*** Block opens ***
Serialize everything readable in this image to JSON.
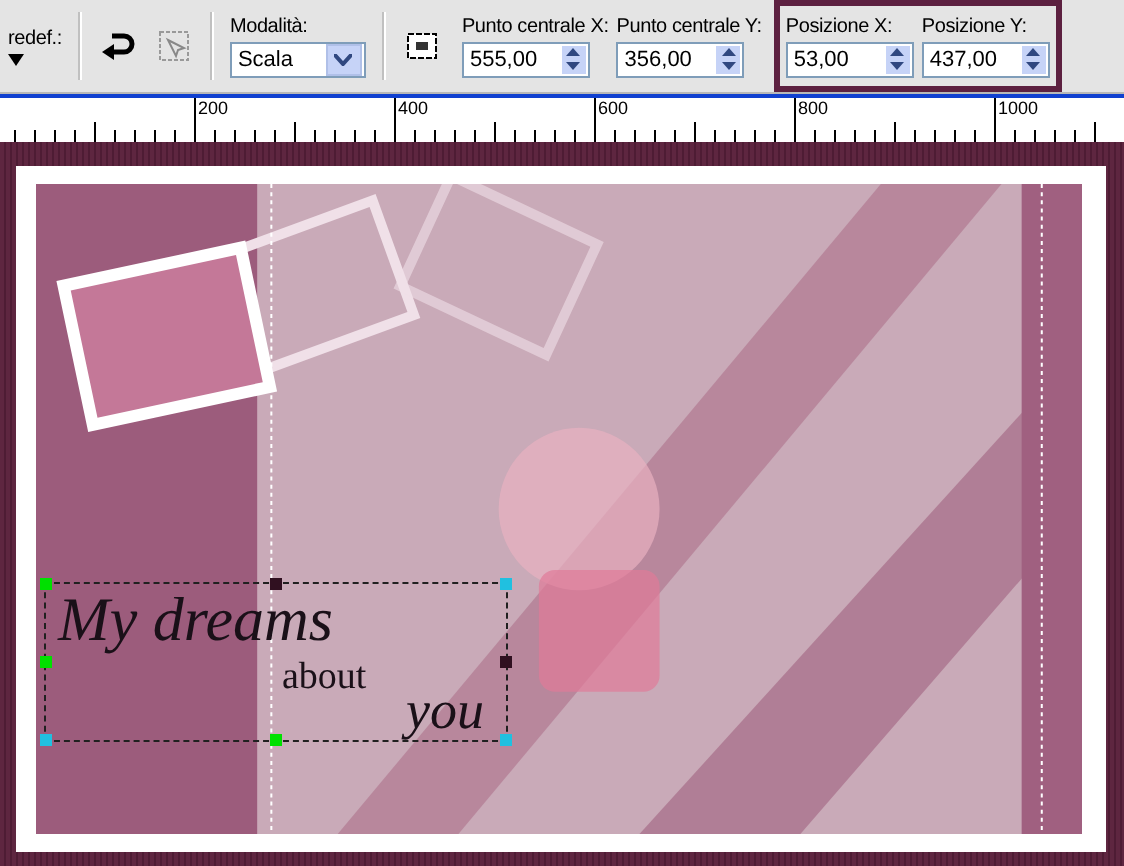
{
  "toolbar": {
    "preset": {
      "label": "redef.:"
    },
    "mode": {
      "label": "Modalità:",
      "value": "Scala"
    },
    "groups": [
      {
        "highlighted": false,
        "fields": [
          {
            "label": "Punto centrale X:",
            "value": "555,00"
          },
          {
            "label": "Punto centrale Y:",
            "value": "356,00"
          }
        ]
      },
      {
        "highlighted": true,
        "fields": [
          {
            "label": "Posizione X:",
            "value": "53,00"
          },
          {
            "label": "Posizione Y:",
            "value": "437,00"
          }
        ]
      }
    ]
  },
  "ruler": {
    "labels": [
      "200",
      "400",
      "600",
      "800",
      "1000"
    ]
  },
  "canvas": {
    "text_layer": {
      "selected": true,
      "lines": [
        "My dreams",
        "about",
        "you"
      ]
    }
  }
}
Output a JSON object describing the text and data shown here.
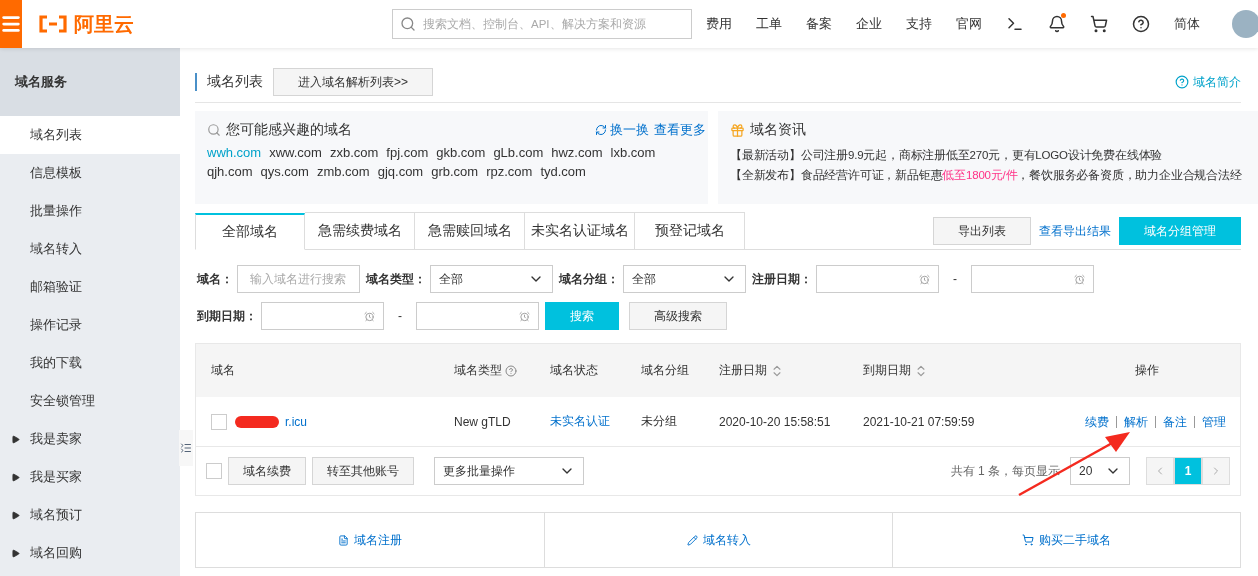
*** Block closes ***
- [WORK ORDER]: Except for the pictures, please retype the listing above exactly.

- [SOLUTION TO THE PROBLEM]:
Serialize everything readable in this image to JSON.
{
  "toolbar": {
    "preset": {
      "label": "redef.:"
    },
    "mode": {
      "label": "Modalità:",
      "value": "Scala"
    },
    "groups": [
      {
        "highlighted": false,
        "fields": [
          {
            "label": "Punto centrale X:",
            "value": "555,00"
          },
          {
            "label": "Punto centrale Y:",
            "value": "356,00"
          }
        ]
      },
      {
        "highlighted": true,
        "fields": [
          {
            "label": "Posizione X:",
            "value": "53,00"
          },
          {
            "label": "Posizione Y:",
            "value": "437,00"
          }
        ]
      }
    ]
  },
  "ruler": {
    "labels": [
      "200",
      "400",
      "600",
      "800",
      "1000"
    ]
  },
  "canvas": {
    "text_layer": {
      "selected": true,
      "lines": [
        "My dreams",
        "about",
        "you"
      ]
    }
  }
}
Output a JSON object describing the text and data shown here.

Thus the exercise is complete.